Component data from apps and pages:
------------------------------

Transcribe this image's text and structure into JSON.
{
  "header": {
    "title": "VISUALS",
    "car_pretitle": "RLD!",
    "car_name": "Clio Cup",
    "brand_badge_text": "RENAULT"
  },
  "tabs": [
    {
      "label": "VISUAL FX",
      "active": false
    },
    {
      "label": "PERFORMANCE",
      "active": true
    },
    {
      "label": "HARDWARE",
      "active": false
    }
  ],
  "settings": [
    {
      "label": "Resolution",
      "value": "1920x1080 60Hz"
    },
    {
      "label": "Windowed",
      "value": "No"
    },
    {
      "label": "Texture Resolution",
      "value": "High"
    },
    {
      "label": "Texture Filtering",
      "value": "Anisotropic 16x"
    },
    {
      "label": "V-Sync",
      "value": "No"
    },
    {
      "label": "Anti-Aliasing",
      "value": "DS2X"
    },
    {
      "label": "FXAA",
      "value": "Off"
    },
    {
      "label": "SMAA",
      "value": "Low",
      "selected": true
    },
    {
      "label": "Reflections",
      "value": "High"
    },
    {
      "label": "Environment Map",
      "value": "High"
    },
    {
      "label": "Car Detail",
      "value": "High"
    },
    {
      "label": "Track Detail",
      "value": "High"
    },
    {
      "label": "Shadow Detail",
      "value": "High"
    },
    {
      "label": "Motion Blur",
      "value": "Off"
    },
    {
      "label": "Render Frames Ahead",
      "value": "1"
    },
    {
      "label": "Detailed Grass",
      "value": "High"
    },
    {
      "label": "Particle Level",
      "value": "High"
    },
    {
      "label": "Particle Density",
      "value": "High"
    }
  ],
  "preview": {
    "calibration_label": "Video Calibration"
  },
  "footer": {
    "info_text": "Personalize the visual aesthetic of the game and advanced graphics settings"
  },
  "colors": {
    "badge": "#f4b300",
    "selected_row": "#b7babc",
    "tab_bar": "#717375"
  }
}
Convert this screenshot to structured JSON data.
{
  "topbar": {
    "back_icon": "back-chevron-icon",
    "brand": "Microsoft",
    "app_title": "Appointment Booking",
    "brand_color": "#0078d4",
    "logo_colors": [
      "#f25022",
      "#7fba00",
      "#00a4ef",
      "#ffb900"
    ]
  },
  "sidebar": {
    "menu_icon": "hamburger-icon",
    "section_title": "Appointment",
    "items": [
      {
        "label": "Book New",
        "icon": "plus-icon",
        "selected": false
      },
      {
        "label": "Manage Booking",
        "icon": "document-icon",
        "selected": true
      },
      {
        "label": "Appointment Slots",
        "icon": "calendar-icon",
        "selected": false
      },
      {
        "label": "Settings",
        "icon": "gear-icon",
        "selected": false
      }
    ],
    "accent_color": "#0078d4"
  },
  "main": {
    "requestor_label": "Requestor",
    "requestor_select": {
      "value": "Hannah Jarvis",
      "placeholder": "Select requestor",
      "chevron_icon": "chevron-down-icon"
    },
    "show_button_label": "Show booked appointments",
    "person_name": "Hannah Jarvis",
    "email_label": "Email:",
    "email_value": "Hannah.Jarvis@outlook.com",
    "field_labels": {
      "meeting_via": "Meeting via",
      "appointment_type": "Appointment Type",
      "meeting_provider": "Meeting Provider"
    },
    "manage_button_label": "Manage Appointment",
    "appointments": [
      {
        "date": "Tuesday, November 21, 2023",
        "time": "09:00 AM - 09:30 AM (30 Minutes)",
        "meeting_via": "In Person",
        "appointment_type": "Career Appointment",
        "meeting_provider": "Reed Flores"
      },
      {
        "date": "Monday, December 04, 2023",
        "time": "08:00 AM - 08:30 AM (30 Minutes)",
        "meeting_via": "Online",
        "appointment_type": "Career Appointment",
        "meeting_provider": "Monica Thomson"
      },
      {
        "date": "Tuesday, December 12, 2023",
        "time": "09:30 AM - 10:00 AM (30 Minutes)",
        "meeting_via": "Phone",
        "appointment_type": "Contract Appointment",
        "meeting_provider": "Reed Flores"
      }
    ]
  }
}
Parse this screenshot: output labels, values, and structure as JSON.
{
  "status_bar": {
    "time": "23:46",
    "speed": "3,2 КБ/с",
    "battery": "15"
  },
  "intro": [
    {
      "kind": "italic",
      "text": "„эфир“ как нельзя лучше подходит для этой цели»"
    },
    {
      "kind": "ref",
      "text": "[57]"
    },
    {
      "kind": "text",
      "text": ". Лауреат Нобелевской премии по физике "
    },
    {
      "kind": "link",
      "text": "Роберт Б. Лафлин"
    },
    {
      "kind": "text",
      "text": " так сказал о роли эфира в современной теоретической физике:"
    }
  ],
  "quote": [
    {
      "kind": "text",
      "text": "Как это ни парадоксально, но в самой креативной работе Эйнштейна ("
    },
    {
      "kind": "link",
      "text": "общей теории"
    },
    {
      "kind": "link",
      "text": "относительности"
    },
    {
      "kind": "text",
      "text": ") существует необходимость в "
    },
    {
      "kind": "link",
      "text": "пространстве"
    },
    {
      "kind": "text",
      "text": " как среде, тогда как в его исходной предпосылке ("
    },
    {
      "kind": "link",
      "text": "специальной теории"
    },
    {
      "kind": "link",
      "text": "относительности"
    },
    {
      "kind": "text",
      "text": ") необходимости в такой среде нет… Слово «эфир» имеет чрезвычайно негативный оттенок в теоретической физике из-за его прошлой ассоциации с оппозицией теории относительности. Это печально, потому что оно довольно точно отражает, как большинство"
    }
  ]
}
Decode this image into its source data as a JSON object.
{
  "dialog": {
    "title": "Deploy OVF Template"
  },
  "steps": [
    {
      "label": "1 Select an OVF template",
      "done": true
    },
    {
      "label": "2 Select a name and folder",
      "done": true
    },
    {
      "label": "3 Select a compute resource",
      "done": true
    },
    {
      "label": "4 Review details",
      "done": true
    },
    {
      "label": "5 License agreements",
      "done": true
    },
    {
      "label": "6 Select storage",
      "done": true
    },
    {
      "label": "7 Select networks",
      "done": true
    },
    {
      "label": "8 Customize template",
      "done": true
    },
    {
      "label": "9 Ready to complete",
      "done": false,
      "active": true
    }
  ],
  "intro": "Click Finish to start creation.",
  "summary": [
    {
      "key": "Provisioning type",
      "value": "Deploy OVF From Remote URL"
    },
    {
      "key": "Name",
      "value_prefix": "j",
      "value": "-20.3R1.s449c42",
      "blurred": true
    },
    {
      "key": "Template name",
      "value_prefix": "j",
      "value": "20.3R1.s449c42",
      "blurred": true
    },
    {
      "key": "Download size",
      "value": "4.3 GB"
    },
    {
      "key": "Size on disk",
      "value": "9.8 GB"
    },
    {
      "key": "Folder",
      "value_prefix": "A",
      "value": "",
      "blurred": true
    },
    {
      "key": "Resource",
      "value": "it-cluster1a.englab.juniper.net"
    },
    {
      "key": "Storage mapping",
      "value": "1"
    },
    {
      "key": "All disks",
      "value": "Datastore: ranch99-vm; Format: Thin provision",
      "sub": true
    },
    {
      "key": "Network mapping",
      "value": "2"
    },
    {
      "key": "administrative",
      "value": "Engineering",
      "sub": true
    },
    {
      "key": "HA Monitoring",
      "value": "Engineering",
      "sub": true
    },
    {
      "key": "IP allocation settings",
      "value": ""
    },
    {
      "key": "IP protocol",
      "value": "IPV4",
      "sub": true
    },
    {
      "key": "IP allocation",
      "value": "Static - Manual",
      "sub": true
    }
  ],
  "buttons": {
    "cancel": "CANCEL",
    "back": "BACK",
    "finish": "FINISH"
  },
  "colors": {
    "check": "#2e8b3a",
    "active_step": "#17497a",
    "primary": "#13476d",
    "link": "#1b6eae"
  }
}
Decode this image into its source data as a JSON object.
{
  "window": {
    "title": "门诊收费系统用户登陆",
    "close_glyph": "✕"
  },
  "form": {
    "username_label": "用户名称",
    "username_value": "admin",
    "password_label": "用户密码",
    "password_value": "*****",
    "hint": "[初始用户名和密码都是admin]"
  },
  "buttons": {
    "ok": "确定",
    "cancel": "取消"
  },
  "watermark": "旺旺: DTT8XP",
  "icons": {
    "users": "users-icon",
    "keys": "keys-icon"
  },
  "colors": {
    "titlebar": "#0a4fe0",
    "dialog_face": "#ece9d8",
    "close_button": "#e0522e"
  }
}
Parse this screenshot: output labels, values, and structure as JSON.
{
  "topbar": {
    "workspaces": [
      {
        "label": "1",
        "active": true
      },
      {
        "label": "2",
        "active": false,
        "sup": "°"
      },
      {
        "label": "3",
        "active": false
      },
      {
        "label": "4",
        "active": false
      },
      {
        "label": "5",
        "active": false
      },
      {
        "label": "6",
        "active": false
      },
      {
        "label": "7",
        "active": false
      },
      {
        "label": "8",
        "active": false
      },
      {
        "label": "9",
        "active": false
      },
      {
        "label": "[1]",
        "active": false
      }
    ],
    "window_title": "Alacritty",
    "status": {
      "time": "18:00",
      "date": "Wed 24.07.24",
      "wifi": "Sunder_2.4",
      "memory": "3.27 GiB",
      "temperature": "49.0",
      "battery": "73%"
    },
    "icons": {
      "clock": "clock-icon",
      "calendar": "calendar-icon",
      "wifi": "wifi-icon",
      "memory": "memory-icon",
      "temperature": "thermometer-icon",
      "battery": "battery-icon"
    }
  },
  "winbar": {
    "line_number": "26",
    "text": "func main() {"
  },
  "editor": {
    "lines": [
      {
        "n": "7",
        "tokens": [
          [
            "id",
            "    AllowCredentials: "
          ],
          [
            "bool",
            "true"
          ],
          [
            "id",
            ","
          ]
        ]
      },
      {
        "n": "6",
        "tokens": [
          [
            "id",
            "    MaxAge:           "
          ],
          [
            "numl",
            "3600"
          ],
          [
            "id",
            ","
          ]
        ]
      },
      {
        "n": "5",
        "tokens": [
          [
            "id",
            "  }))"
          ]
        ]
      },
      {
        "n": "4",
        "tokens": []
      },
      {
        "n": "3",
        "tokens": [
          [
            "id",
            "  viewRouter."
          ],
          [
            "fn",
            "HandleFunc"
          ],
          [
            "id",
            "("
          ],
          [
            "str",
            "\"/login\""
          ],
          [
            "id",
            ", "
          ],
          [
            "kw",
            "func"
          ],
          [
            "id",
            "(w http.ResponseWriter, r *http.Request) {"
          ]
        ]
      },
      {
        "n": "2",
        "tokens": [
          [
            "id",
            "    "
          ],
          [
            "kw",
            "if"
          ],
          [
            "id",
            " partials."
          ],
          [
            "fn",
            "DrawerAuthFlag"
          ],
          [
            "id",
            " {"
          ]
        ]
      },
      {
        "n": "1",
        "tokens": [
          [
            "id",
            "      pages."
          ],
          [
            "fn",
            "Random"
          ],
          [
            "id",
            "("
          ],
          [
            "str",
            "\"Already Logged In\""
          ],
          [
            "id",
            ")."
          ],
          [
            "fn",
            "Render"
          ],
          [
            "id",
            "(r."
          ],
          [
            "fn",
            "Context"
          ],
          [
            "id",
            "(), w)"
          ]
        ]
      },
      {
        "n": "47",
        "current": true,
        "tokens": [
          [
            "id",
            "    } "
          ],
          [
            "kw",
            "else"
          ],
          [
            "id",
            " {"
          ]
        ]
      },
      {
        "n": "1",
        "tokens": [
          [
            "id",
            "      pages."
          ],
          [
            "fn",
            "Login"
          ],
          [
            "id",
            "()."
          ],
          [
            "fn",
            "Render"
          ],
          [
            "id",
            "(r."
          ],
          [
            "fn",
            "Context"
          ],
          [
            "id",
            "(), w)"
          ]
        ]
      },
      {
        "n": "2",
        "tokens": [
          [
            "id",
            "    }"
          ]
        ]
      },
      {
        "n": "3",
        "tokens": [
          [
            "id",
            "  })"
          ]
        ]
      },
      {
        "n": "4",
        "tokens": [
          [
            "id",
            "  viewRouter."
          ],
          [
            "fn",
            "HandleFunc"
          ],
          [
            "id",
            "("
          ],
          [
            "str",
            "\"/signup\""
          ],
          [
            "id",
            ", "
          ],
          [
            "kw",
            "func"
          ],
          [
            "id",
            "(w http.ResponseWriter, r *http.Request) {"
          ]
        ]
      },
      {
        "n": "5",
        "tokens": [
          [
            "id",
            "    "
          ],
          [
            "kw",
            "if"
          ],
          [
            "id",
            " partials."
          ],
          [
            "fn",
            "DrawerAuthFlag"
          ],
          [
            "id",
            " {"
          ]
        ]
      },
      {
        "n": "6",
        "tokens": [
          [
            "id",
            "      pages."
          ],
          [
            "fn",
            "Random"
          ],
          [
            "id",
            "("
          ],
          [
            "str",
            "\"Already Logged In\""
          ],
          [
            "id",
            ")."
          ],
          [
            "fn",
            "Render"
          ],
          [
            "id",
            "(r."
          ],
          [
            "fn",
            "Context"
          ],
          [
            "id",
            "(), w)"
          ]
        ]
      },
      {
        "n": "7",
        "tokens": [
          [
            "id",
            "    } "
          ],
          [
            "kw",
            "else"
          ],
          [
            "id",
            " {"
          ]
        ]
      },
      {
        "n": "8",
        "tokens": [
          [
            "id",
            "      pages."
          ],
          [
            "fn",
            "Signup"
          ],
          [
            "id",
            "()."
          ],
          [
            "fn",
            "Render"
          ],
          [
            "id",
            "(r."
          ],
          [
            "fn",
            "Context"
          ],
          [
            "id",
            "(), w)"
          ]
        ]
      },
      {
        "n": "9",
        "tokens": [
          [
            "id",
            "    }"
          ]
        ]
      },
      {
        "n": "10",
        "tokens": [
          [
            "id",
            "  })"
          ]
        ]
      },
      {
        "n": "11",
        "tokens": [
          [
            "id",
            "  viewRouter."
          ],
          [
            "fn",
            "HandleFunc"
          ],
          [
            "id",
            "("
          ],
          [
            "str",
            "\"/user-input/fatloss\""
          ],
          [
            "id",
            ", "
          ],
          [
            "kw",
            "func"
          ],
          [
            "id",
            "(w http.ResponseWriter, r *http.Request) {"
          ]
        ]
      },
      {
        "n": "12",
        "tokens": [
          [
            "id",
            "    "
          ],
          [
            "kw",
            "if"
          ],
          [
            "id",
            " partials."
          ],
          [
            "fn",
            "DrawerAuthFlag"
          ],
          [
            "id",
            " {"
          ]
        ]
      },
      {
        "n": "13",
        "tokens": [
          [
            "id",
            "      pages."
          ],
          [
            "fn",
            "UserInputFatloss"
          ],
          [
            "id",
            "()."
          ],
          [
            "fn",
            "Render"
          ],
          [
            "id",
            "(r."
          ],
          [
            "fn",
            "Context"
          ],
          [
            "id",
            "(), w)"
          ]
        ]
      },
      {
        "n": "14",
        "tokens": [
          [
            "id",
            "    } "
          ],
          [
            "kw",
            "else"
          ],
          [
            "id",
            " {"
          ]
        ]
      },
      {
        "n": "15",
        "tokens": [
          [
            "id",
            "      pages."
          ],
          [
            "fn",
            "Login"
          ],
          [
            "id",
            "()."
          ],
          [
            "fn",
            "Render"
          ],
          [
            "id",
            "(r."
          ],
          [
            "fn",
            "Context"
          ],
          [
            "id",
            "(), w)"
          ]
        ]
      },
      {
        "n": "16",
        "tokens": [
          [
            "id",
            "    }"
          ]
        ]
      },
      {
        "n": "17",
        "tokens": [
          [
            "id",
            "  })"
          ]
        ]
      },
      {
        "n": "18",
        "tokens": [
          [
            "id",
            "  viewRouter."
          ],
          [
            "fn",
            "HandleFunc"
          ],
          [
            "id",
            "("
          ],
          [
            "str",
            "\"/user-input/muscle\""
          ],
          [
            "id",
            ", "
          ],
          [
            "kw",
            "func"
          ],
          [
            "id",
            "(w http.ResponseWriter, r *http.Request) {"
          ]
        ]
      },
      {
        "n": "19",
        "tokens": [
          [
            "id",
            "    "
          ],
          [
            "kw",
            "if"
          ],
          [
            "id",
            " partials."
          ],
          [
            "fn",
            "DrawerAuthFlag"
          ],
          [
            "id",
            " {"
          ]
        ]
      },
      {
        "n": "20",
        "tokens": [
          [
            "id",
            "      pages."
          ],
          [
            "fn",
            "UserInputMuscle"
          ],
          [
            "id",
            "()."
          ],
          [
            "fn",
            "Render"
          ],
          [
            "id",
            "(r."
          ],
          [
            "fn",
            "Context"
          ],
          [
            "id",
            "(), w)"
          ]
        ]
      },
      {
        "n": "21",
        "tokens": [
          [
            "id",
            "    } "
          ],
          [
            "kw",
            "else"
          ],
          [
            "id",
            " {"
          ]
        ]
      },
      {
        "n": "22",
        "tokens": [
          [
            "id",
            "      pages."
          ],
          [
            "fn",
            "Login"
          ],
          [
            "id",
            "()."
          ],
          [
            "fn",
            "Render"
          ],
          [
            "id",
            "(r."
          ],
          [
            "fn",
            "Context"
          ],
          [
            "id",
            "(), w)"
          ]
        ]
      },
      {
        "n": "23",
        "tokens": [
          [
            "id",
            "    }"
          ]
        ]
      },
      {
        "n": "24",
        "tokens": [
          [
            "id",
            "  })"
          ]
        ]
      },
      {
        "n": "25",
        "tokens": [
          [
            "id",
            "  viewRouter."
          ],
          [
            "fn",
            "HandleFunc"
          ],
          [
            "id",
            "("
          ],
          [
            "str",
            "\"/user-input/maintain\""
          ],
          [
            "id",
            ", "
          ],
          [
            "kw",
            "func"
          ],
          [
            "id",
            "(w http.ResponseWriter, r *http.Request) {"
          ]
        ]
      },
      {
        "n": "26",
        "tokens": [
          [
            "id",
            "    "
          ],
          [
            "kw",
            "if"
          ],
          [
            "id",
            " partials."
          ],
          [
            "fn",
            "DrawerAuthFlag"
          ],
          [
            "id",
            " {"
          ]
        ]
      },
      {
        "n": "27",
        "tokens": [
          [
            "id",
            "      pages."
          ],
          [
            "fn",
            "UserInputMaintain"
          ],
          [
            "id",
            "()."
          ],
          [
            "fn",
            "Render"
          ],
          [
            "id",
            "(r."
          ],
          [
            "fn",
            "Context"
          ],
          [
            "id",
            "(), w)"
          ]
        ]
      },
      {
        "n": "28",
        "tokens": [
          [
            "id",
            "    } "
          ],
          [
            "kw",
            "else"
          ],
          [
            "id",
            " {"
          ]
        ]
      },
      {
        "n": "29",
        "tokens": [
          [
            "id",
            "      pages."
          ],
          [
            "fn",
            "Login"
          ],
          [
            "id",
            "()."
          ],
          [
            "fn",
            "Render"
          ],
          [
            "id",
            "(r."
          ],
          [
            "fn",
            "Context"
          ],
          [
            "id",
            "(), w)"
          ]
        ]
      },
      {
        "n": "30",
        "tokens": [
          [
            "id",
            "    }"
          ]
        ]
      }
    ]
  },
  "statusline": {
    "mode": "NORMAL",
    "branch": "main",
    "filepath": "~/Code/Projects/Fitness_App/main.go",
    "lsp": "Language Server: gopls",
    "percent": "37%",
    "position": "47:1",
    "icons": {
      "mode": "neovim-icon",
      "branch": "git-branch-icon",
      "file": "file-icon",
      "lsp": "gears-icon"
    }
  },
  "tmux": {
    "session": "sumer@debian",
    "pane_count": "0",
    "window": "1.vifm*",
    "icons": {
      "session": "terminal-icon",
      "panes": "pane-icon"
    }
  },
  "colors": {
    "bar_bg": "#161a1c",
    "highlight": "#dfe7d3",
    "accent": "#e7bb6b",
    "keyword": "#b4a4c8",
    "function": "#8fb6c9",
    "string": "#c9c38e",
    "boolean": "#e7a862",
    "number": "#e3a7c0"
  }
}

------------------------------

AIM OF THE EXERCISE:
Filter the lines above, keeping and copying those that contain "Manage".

RESULT OF THE EXERCISE:
        "label": "Manage Booking",
    "manage_button_label": "Manage Appointment",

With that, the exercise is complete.